While it is impossible to know what the jury debated before arriving at their decision, Ellis and others in the community questioned how an unarmed teen running away from police is a threat. Rosfeld, who testified in his own defense during the trial, said he felt threatened by Rose as he fled.

“I understand the hurt and pain. I just don’t want us to move into an apathetic mode and think there’s nothing we can do about it,” Ellis said. “We should not just mourn and cry and march and hope it gets better.”

The path forward for the African-American community, Ellis and Mosley said, is to vote.

“I believe that we should turn our pain into political power and start firing people,” Ellis said. “At the end of the day, somebody has to pay.”

Nicole C. Brambila is a Tribune-Review staff writer. You can contact Nicole at 724-226-7704, [email protected] or via Twitter .

TribLIVE commenting policy

You are solely responsible for your comments and by using TribLive.com you agree to our Terms of Service.

We moderate comments. Our goal is to provide substantive commentary for a general readership. By screening submissions, we provide a space where readers can share intelligent and informed commentary that enhances the quality of our news and information.
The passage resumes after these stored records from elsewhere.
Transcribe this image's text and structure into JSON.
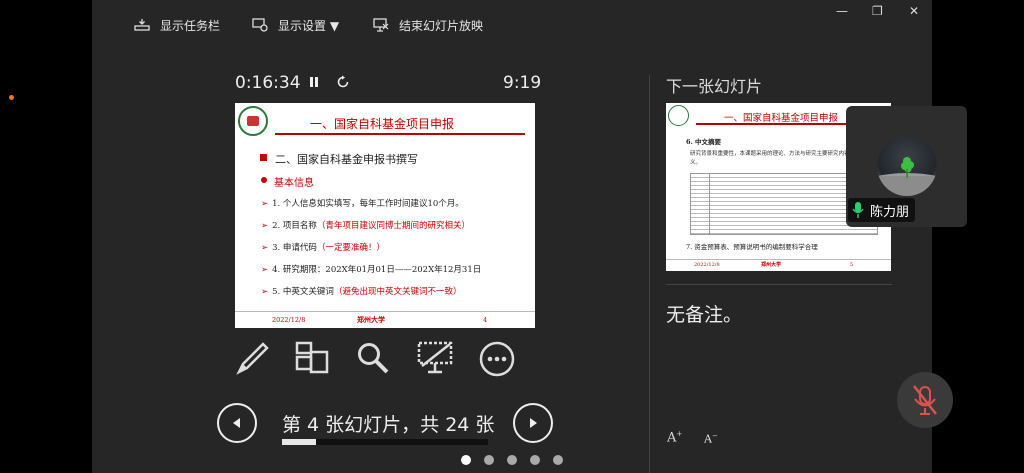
{
  "toolbar": {
    "show_taskbar": "显示任务栏",
    "display_settings": "显示设置 ▼",
    "end_slideshow": "结束幻灯片放映",
    "minimize": "—",
    "restore": "❐",
    "close": "✕"
  },
  "timer": {
    "elapsed": "0:16:34",
    "clock": "9:19"
  },
  "current_slide": {
    "title": "一、国家自科基金项目申报",
    "heading": "二、国家自科基金申报书撰写",
    "section": "基本信息",
    "items": [
      {
        "text": "1. 个人信息如实填写，每年工作时间建议10个月。",
        "note": ""
      },
      {
        "text": "2. 项目名称",
        "note": "（青年项目建议同博士期间的研究相关）"
      },
      {
        "text": "3. 申请代码",
        "note": "（一定要准确！）"
      },
      {
        "text": "4. 研究期限：202X年01月01日——202X年12月31日",
        "note": ""
      },
      {
        "text": "5. 中英文关键词",
        "note": "（避免出现中英文关键词不一致）"
      }
    ],
    "footer_date": "2022/12/8",
    "footer_university": "郑州大学",
    "footer_page": "4"
  },
  "navigation": {
    "counter": "第 4 张幻灯片，共 24 张",
    "current": 4,
    "total": 24
  },
  "next_slide": {
    "label": "下一张幻灯片",
    "title": "一、国家自科基金项目申报",
    "heading": "6. 中文摘要",
    "text": "研究背景和重要性，本课题采用的理论、方法与研究主要研究内容，研究意义。",
    "item7": "7. 资金预算表、预算说明书的编制要科学合理",
    "footer_date": "2022/12/8",
    "footer_university": "郑州大学",
    "footer_page": "5"
  },
  "notes": {
    "text": "无备注。"
  },
  "font_controls": {
    "increase": "A",
    "decrease": "A"
  },
  "participant": {
    "name": "陈力朋"
  },
  "page_dots": {
    "count": 5,
    "active": 0
  },
  "colors": {
    "accent_red": "#c00000",
    "mic_green": "#2ecc71",
    "background": "#262626"
  },
  "icons": [
    "taskbar-icon",
    "display-settings-icon",
    "end-slideshow-icon",
    "pause-icon",
    "restart-icon",
    "pen-icon",
    "all-slides-icon",
    "zoom-icon",
    "black-screen-icon",
    "more-icon",
    "previous-icon",
    "next-icon",
    "microphone-icon",
    "mic-muted-icon"
  ]
}
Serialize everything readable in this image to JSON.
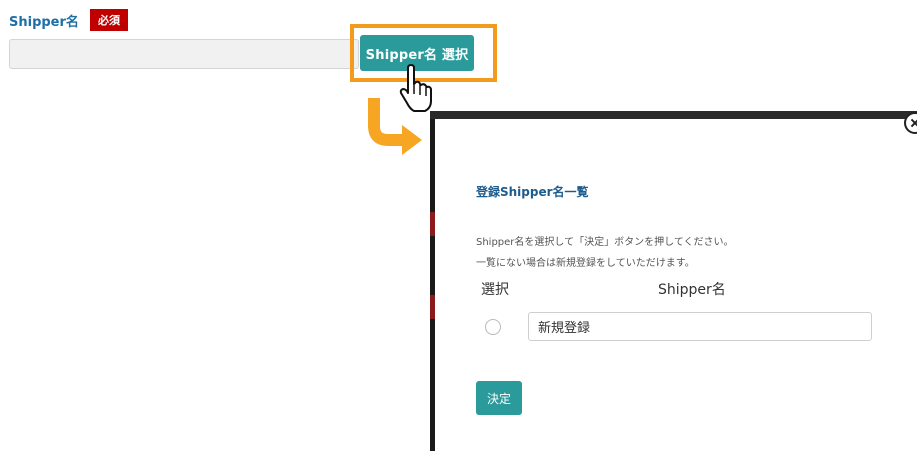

While most comments will be posted if they are on-topic and not abusive, moderating decisions are subjective. We will make them as carefully and consistently as we can. Because of the volume of reader comments, we cannot review individual moderation decisions with readers.

We value thoughtful comments representing a range of views that make their point quickly and politely. We make an effort to protect discussions from repeated comments either by the same reader or different readers

We follow the same standards for taste as the daily newspaper. A few things we won't tolerate: personal attacks, obscenity, vulgarity, profanity (including expletives and letters followed by dashes), commercial promotion, impersonations, incoherence, proselytizing and SHOUTING. Don't include URLs to Web sites.

We do not edit comments. They are either approved or deleted. We reserve the right to edit a comment that is quoted or excerpted in an article. In this case, we may fix spelling and punctuation.

We welcome strong opinions and criticism of our work, but we don't want comments to become bogged down with discussions of our policies and we will moderate accordingly.

We appreciate it when readers and people quoted in articles or blog posts point out errors of fact or emphasis and will investigate all assertions. But these suggestions should be sent via e-mail. To avoid distracting other readers, we won't publish comments that suggest a correction. Instead, corrections will be made in a blog post or in an article.